(RECORDS TO USE begins)
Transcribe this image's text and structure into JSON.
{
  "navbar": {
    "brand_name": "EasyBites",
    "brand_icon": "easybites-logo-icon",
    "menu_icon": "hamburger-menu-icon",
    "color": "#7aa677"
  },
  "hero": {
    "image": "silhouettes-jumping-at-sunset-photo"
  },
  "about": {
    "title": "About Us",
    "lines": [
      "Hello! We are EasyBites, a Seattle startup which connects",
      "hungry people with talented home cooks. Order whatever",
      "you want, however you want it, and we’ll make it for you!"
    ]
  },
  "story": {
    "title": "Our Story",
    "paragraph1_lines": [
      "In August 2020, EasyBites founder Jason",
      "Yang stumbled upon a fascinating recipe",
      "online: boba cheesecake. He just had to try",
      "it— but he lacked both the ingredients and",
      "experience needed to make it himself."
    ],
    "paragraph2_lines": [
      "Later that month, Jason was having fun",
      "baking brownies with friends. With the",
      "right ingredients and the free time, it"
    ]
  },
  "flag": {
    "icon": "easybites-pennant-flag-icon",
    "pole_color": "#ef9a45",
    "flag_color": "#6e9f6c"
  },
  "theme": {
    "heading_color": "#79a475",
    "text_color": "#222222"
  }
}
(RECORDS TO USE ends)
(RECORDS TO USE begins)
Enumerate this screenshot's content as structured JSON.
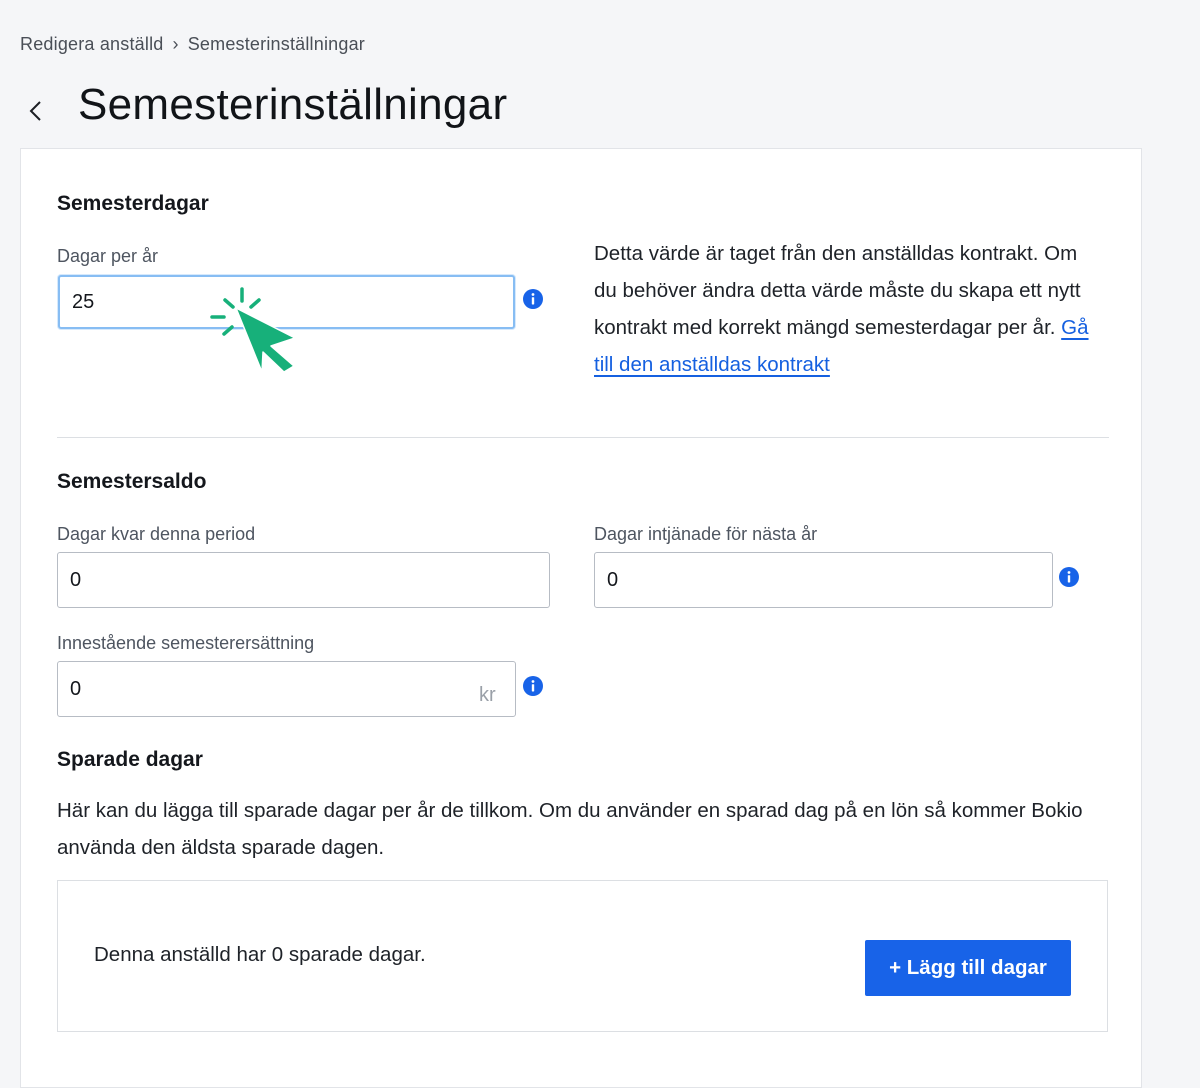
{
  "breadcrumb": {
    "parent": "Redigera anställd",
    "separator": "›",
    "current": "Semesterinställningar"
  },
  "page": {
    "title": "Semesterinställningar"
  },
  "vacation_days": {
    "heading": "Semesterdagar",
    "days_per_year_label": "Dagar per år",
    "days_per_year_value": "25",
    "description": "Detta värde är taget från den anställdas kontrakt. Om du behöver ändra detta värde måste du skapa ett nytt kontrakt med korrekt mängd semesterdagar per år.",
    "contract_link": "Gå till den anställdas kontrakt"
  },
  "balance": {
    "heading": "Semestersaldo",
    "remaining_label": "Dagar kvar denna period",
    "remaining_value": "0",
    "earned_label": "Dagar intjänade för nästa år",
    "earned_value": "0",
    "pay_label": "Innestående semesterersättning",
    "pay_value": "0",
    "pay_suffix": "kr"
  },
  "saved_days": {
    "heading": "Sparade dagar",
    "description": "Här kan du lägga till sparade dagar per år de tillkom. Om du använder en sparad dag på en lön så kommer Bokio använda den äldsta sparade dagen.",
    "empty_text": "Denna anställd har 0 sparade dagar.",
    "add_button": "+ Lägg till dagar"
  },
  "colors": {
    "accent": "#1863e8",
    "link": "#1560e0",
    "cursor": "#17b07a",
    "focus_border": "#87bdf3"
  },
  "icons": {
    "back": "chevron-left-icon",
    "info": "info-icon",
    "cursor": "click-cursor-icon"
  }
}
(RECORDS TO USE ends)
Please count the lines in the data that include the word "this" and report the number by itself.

▶ **ANSWER SECTION**:
2